Input data: Begin
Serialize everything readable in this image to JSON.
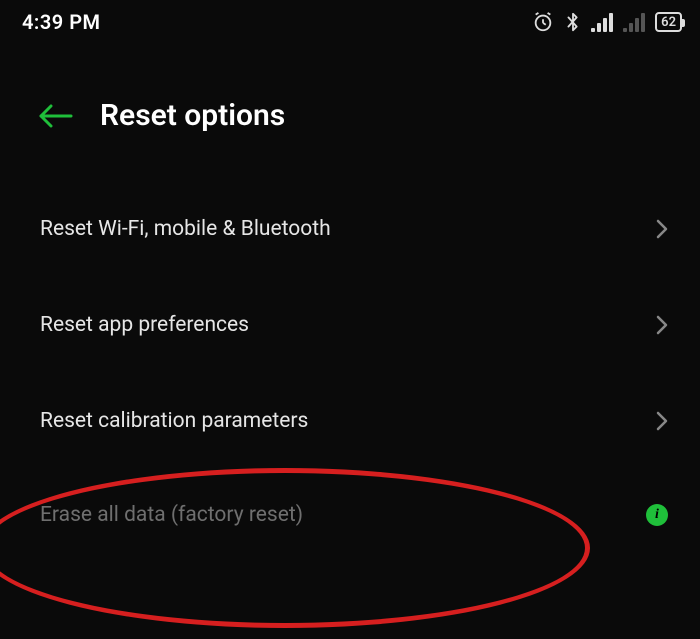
{
  "status": {
    "time": "4:39 PM",
    "battery": "62"
  },
  "header": {
    "title": "Reset options"
  },
  "rows": {
    "wifi": "Reset Wi-Fi, mobile & Bluetooth",
    "app_prefs": "Reset app preferences",
    "calibration": "Reset calibration parameters",
    "erase": "Erase all data (factory reset)"
  },
  "info_glyph": "i"
}
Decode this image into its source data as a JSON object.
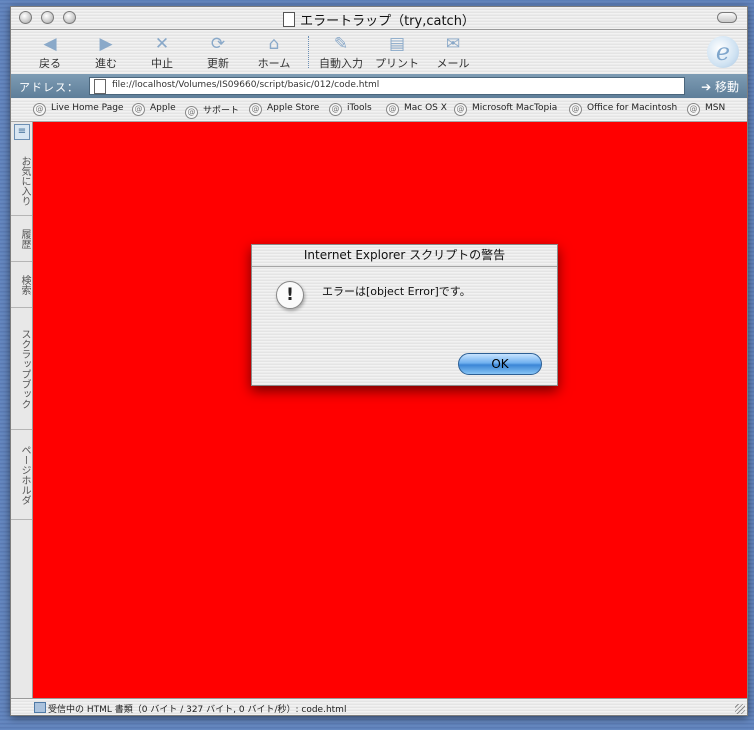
{
  "window": {
    "title": "エラートラップ（try,catch）"
  },
  "toolbar": {
    "back": "戻る",
    "forward": "進む",
    "stop": "中止",
    "refresh": "更新",
    "home": "ホーム",
    "autofill": "自動入力",
    "print": "プリント",
    "mail": "メール"
  },
  "address": {
    "label": "アドレス：",
    "url": "file://localhost/Volumes/IS09660/script/basic/012/code.html",
    "go": "移動"
  },
  "favorites": [
    "Live Home Page",
    "Apple",
    "サポート",
    "Apple Store",
    "iTools",
    "Mac OS X",
    "Microsoft MacTopia",
    "Office for Macintosh",
    "MSN"
  ],
  "sidebar": {
    "tabs": [
      "お気に入り",
      "履歴",
      "検索",
      "スクラップブック",
      "ページホルダ"
    ]
  },
  "page": {
    "background": "#ff0000"
  },
  "alert": {
    "title": "Internet Explorer スクリプトの警告",
    "message": "エラーは[object Error]です。",
    "ok": "OK"
  },
  "status": {
    "text": "受信中の HTML 書類（0 バイト / 327 バイト, 0 バイト/秒）: code.html"
  }
}
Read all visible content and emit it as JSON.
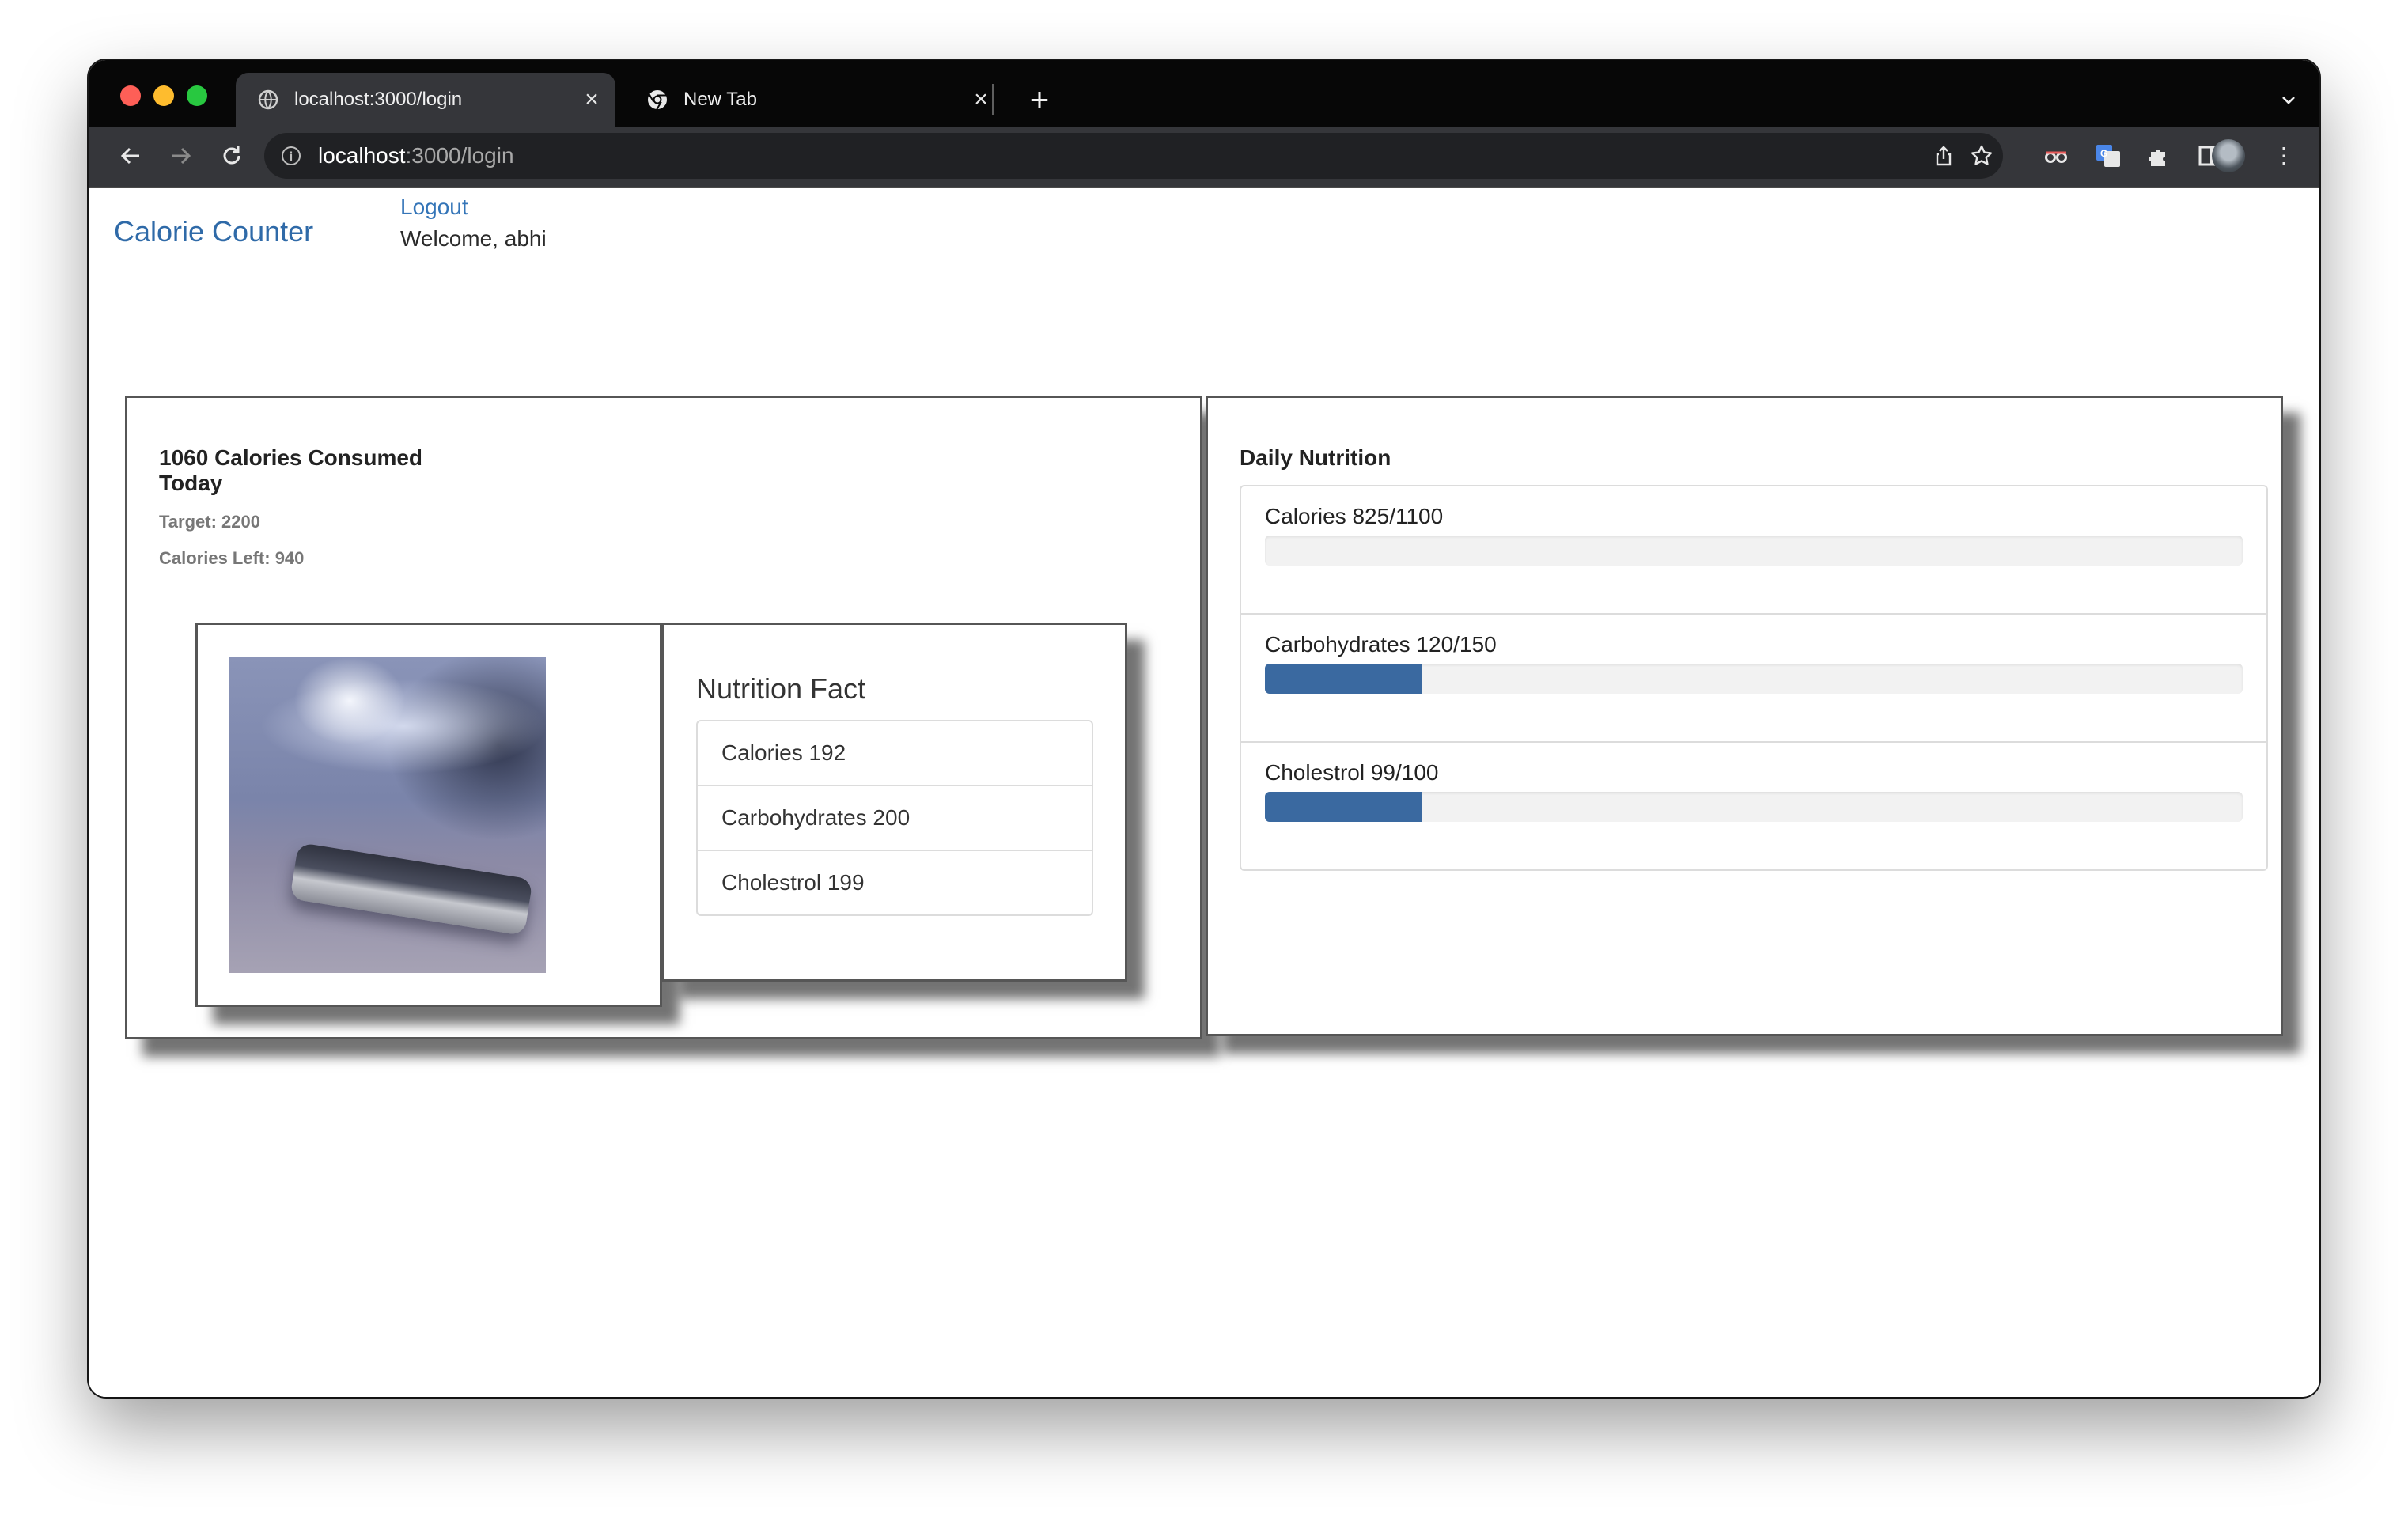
{
  "browser": {
    "tabs": [
      {
        "title": "localhost:3000/login",
        "favicon": "globe-icon",
        "active": true
      },
      {
        "title": "New Tab",
        "favicon": "chrome-icon",
        "active": false
      }
    ],
    "url_host": "localhost",
    "url_path": ":3000/login"
  },
  "app": {
    "brand": "Calorie Counter",
    "logout": "Logout",
    "welcome": "Welcome, abhi"
  },
  "summary": {
    "consumed": "1060 Calories Consumed Today",
    "target": "Target: 2200",
    "left": "Calories Left: 940"
  },
  "nutrition_fact": {
    "title": "Nutrition Fact",
    "items": [
      "Calories 192",
      "Carbohydrates 200",
      "Cholestrol 199"
    ]
  },
  "daily_nutrition": {
    "title": "Daily Nutrition",
    "items": [
      {
        "label": "Calories 825/1100",
        "fill_fraction": 0.0
      },
      {
        "label": "Carbohydrates 120/150",
        "fill_fraction": 0.16
      },
      {
        "label": "Cholestrol 99/100",
        "fill_fraction": 0.16
      }
    ]
  },
  "colors": {
    "link": "#3475b8",
    "progress": "#3a69a0",
    "panel_border": "#565656"
  }
}
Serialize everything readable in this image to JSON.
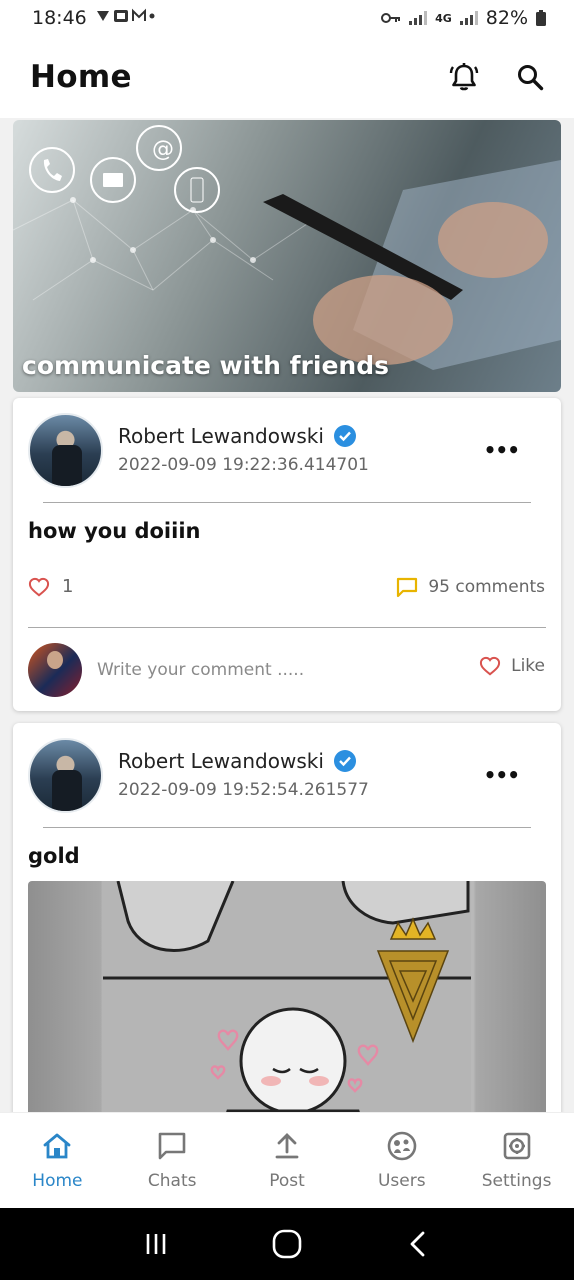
{
  "status_bar": {
    "time": "18:46",
    "network": "4G",
    "battery": "82%"
  },
  "app_bar": {
    "title": "Home",
    "icons": [
      "bell-icon",
      "search-icon"
    ]
  },
  "banner": {
    "caption": "communicate with friends"
  },
  "posts": [
    {
      "author": "Robert Lewandowski",
      "verified": true,
      "date": "2022-09-09 19:22:36.414701",
      "text": "how you doiiin",
      "likes": "1",
      "comments": "95 comments",
      "comment_placeholder": "Write your comment .....",
      "like_label": "Like"
    },
    {
      "author": "Robert Lewandowski",
      "verified": true,
      "date": "2022-09-09 19:52:54.261577",
      "text": "gold"
    }
  ],
  "bottom_nav": {
    "items": [
      {
        "label": "Home",
        "icon": "home-icon",
        "active": true
      },
      {
        "label": "Chats",
        "icon": "chat-icon",
        "active": false
      },
      {
        "label": "Post",
        "icon": "upload-icon",
        "active": false
      },
      {
        "label": "Users",
        "icon": "users-icon",
        "active": false
      },
      {
        "label": "Settings",
        "icon": "settings-icon",
        "active": false
      }
    ]
  },
  "colors": {
    "accent": "#2a86c8",
    "heart": "#d9534f",
    "comment": "#e8b400",
    "verified": "#2b8fe0"
  }
}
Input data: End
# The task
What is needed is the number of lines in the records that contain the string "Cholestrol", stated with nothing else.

# Task answer
2